by the aerodynamics of flying insects, a project to build a wee
winged robot takes off
By Robert Sanders,
UC Berkeley engineers
with the Center for Information Technology Research in the Interest of Society (CITRIS), aiming to build a robotic fly the size of a quarter have attained
a major milestone with the creation of a tiny wing that flaps like
a real fly wing and generates lift.
conception of the micromechanical flying insect. It rests
on a tripod of solar panels, has polyester wings and stainless
steel struts to flap and rotate the wings. Courtesy
brings them closer to their goal of having, by the end of 2003,
a robot weighing a tenth of a gram - less than the weight of a paper
clip - that lifts off the ground and hovers.
thing for us has been to build a wing mechanism which can
both flap and rotate simultaneously at 150 times per second,
the same speed as a fly's wings beat," said Ronald Fearing,
professor of electrical engineering at UC Berkeley and the
principal investigator for the project. "What we've shown
is that we've got force in at least one direction, which is
an important milestone."
scheme to build a miniature winged robot is one of many innovative
projects underway at CITRIS, which is headquartered
at UC Berkeley and one of four California Institutes for Science
A robotic fly
like this, which the team calls a micromechanical flying insect
or MFI, could be used in search and rescue or reconnaissance - "keeping
people out of harm's way," Fearing said - or even, as he said facetiously,
to seek and destroy insect pests in a field of corn.
"There's a big
gap between the traditionally engineered robot, which is very slow,
heavy, dangerous and expensive, and what nature builds, which is
lightweight, fast, high-performance and very robust," he said. "It's
these capabilities of natural systems that we wanted to capture
in a mechanical system."
A flying robot
also avoids a big problem of miniature legged and wheeled robots.
"They get stuck in the shag carpeting," he said.
which is funded by the Defense Advanced Research Projects Agency
and the Office of Naval Research, is possible because of recent
discoveries about the way flies flap their wings and achieve the
great maneuverability required for acrobatic feats like landing
on the ceiling. Much of this has been discovered by Michael Dickinson,
professor of integrative biology at UC Berkeley and a recent MacArthur
"genius" award winner.
the last of three key ingredients necessary to make a fly fly,"
These wing motions
are delayed stall, which enables beating wings to have a high angle
of attack and high lift at the same time; wing rotation at the bottom
and top of the stroke, which, like the backspin on a baseball, gives
more lift; and wake capture, whereby a wing gets extra lift by swishing
back through air it set in motion on the previous stroke.
"These are the
main aerodynamic secrets for flying insects with beating wings at
this size scale," Fearing said. "This aerodynamic breakthrough is
going to make the MFI possible."
Fearing, professor of electrical engineering
The goal of Fearing's
project, which began in 1998, is to duplicate these wing motions
in a fly-sized robot and, with proper computer control, get the

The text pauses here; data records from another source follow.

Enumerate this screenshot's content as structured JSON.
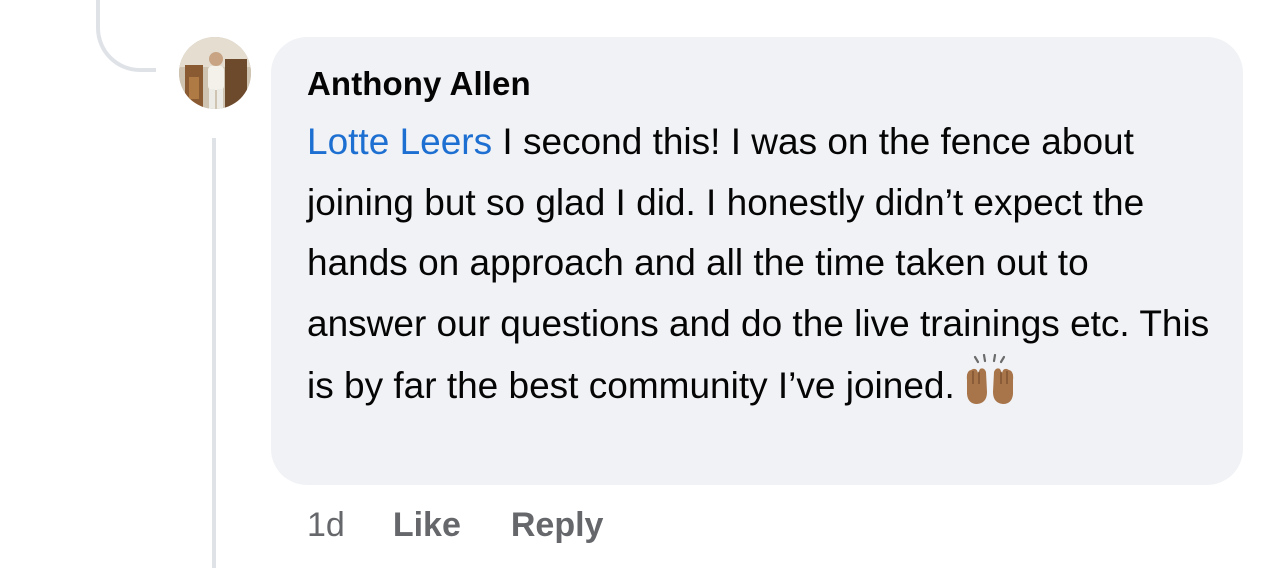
{
  "comment": {
    "author": "Anthony Allen",
    "mention": "Lotte Leers",
    "text": " I second this! I was on the fence about joining but so glad I did. I honestly didn’t expect the hands on approach and all the time taken out to answer our questions and do the live trainings etc. This is by far the best community I’ve joined.",
    "emoji_icon": "raising-hands-emoji",
    "timestamp": "1d",
    "like_label": "Like",
    "reply_label": "Reply"
  },
  "colors": {
    "bubble_background": "#f0f2f5",
    "mention_link": "#1d6fd1",
    "muted_text": "#65676b",
    "thread_line": "#dfe3e8"
  }
}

device to fly stably under its own control without crashing into
In the past three
years, he and his team have miniaturized many pieces of the MFI,
including the motors. The most recent achievement was a wing-drive

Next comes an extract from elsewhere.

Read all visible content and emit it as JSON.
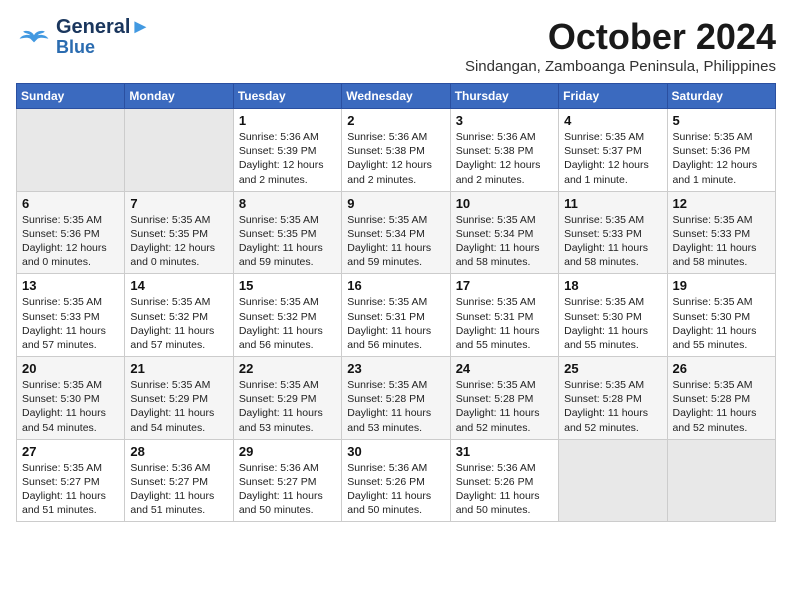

thorax composed of thin sheets of stainless steel that, when cut
and folded into "beams," turn out to be extremely strong. Two hinged

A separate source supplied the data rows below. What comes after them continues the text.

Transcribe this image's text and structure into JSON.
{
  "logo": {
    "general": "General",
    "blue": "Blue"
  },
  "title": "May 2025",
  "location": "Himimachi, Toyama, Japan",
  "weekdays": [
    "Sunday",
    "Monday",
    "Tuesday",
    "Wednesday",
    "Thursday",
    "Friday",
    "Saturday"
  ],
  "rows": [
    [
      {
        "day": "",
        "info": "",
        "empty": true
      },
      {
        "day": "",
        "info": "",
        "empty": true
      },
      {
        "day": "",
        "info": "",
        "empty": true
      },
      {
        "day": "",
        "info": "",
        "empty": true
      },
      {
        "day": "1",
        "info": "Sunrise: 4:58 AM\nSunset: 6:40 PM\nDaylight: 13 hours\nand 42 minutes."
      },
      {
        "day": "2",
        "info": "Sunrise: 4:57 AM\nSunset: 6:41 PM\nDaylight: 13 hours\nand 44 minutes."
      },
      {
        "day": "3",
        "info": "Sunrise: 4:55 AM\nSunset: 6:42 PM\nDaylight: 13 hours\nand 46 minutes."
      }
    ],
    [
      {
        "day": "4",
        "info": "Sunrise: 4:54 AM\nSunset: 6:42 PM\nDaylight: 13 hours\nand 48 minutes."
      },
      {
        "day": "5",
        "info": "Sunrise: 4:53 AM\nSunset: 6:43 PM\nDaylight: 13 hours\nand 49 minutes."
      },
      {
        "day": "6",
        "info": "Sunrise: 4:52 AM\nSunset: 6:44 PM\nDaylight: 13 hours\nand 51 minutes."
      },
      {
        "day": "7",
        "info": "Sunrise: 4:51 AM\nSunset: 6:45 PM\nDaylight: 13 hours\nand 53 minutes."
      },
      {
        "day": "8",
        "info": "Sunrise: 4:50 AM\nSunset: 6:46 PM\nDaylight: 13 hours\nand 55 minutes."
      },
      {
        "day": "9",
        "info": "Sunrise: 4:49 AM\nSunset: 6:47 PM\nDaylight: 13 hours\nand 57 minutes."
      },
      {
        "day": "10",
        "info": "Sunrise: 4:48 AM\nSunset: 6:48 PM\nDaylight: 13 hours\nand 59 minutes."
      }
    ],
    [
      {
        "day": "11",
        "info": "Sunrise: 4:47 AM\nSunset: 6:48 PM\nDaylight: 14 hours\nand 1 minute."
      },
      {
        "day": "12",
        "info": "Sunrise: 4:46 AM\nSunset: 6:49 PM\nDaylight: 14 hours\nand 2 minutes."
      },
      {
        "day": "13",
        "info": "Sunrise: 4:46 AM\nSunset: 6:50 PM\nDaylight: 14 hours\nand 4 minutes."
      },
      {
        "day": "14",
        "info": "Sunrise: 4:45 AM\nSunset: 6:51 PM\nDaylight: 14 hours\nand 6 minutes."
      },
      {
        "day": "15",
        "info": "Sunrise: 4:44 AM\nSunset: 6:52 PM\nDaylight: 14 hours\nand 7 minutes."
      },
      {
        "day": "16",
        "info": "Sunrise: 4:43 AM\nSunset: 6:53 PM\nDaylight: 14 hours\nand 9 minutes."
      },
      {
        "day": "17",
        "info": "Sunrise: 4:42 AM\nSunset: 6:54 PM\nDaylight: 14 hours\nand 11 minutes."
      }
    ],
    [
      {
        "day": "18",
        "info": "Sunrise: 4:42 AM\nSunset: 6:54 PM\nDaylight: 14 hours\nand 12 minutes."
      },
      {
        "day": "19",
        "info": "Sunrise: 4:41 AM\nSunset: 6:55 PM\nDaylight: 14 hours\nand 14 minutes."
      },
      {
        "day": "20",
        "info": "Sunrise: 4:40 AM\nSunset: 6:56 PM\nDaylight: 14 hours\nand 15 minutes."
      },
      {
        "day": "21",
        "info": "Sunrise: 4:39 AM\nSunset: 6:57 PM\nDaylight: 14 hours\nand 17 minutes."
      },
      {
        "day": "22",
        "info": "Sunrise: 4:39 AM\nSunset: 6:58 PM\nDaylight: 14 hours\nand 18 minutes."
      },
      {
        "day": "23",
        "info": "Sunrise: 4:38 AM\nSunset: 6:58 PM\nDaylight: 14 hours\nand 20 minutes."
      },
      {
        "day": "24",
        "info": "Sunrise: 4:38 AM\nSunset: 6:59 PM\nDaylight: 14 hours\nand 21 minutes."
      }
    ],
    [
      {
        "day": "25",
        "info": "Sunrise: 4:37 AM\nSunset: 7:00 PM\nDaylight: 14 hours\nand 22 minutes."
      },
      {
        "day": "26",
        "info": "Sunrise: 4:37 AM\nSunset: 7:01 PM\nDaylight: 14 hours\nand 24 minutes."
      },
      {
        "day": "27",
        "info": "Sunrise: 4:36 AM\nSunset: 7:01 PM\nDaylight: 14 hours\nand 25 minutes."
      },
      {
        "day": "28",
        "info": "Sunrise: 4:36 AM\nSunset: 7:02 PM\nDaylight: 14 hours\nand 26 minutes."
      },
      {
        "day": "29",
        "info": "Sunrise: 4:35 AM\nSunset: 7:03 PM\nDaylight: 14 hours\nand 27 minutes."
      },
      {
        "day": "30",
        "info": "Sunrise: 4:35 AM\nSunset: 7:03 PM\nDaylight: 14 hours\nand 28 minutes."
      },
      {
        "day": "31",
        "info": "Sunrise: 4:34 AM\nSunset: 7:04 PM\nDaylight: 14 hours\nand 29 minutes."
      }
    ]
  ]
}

beams are attached as struts to each wing, with a piezoelectric
motor driving them. When they move together, the wing flaps; when
they move out of sync, the wing rotates.
"The wings can't
do fancy figure eights or ovals, but they can do simple things,
like flap and rotate," Fearing said.
The wings, about
half an inch long, 1/20 the thickness of a sheet of paper and made
of lightweight polyester, look like miniature paddles, and give
the fly a wingspan of about one inch.
Still to come
is a lightweight power source, probably solar panels integrated
into the robot's tripod legs, perhaps a gyroscope to tell up from
down, and a light sensor. A microprocessor with a small operating
system, called TinyOS, has already been developed at UC Berkeley
for devices of this size.
MFI would carry sensors chosen for a specific use. "Because of the
revolution in MEMS (microelectromechanical systems), something this
small could carry quite a few instruments," Fearing said. "A nose
to track pollution plumes, a very low-power communications system,
a lightweight imaging device to snap pictures. The electronics and
sensing is more advanced now than the robot."
All this for
a few dollars in materials, Fearing predicts. A commercial version
of the MFI could be on the market in 10 years, he said.
"We really have
a unique team working on this project," Fearing said, "a whole variety
of engineers - mechanical, electrical, computer and materials scientists
- all taking inspiration from our biology colleagues."